[[ PROVIDED RECORDS, beginning ]]
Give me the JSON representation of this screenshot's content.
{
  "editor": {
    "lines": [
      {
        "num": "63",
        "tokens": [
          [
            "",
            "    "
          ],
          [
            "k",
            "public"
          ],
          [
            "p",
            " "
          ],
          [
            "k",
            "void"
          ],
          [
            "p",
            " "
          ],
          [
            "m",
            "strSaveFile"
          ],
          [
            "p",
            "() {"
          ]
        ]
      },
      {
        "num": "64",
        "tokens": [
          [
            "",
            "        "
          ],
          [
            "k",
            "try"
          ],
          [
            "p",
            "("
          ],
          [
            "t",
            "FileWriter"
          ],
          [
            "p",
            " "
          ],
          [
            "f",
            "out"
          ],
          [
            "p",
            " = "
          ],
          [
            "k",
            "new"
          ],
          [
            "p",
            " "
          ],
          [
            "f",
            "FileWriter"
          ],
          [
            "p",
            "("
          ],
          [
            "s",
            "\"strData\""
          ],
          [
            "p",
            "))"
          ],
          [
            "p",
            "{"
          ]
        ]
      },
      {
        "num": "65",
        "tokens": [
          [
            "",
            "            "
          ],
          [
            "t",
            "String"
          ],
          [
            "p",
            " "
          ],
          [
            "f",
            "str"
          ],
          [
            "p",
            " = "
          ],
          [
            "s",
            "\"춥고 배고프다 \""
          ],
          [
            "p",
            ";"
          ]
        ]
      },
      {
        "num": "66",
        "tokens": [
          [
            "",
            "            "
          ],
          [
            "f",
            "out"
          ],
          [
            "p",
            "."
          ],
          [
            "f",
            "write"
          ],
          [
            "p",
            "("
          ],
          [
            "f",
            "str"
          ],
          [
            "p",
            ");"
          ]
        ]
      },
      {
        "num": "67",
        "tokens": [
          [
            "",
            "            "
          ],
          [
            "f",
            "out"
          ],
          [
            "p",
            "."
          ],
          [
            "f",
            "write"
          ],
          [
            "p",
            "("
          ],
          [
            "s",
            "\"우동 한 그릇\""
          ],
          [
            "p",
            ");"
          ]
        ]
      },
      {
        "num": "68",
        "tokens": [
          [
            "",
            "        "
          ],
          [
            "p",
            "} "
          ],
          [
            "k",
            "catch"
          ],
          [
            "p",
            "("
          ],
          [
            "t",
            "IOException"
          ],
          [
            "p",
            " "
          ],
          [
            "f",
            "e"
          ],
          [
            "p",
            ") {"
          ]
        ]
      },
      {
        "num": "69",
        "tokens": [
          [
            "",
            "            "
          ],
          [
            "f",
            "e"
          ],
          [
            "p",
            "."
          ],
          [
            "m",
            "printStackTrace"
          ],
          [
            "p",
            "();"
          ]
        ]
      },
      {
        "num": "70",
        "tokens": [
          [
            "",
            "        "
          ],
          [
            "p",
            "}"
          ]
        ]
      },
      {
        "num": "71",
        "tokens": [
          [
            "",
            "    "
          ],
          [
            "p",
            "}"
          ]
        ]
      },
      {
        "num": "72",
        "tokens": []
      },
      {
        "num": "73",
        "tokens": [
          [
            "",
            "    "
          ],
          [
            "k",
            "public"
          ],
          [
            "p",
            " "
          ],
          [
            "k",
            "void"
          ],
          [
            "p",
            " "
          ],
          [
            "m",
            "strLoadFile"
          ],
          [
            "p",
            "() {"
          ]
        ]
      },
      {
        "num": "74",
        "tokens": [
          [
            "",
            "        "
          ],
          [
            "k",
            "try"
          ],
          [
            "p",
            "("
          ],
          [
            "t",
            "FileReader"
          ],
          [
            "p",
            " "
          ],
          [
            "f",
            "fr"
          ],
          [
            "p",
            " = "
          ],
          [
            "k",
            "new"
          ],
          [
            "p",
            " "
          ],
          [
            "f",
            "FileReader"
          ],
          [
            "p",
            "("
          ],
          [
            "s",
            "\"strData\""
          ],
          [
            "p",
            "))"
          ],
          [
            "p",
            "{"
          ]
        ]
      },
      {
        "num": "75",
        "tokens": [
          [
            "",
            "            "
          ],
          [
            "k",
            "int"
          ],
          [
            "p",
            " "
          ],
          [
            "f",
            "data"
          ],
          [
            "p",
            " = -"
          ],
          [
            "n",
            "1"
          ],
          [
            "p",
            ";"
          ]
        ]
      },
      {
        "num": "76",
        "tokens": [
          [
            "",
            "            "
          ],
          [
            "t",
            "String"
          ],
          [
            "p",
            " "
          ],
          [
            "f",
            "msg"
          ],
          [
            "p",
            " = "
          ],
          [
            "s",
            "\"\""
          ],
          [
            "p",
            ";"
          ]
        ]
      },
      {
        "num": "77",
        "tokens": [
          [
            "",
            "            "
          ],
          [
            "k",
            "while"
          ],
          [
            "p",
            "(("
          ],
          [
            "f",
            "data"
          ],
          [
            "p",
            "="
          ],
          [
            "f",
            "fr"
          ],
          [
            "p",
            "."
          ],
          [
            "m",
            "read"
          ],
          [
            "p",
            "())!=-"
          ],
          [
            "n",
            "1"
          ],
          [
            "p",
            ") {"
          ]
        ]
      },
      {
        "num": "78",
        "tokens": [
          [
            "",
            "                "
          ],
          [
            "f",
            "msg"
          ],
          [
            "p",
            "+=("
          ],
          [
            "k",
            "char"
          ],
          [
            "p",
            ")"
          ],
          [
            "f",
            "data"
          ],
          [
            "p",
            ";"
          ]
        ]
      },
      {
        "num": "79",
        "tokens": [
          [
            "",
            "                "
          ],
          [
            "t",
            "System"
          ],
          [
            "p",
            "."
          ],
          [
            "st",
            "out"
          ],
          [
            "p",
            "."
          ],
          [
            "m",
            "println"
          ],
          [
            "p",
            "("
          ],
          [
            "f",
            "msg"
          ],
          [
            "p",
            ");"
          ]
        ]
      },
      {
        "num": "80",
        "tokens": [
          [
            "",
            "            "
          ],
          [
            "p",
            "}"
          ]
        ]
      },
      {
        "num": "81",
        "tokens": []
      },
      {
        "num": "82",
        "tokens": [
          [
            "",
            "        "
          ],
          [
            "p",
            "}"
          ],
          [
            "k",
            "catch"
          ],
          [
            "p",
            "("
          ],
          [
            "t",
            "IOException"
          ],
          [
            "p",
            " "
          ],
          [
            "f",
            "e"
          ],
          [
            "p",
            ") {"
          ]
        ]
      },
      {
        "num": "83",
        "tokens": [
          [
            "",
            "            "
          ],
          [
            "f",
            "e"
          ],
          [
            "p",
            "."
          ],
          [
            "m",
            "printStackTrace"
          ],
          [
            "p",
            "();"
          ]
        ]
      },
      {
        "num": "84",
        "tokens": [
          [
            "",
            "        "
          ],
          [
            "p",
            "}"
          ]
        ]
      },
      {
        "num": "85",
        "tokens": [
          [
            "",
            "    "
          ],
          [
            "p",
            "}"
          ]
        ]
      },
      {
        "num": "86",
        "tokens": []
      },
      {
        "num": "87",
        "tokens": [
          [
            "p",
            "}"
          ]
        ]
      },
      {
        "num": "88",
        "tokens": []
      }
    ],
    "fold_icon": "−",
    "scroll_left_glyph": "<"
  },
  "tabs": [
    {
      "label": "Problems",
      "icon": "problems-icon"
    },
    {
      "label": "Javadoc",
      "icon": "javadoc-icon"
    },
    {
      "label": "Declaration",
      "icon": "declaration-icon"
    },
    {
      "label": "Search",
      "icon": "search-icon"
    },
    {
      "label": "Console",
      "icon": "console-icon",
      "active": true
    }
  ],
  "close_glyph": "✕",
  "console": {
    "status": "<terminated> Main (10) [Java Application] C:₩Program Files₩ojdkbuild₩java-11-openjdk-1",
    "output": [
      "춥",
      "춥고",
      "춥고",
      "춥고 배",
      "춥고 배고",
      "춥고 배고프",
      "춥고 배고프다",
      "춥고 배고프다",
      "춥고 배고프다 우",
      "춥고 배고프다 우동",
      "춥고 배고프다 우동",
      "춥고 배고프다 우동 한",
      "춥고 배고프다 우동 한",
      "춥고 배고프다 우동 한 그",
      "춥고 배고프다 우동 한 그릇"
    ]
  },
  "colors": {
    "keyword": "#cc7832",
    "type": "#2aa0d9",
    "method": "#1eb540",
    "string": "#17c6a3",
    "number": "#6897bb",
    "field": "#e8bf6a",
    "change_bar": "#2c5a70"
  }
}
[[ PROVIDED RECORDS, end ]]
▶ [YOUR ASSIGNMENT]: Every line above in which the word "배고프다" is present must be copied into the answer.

▶ [ANSWER SECTION]:
            "\"춥고 배고프다 \""
      "춥고 배고프다",
      "춥고 배고프다",
      "춥고 배고프다 우",
      "춥고 배고프다 우동",
      "춥고 배고프다 우동",
      "춥고 배고프다 우동 한",
      "춥고 배고프다 우동 한",
      "춥고 배고프다 우동 한 그",
      "춥고 배고프다 우동 한 그릇"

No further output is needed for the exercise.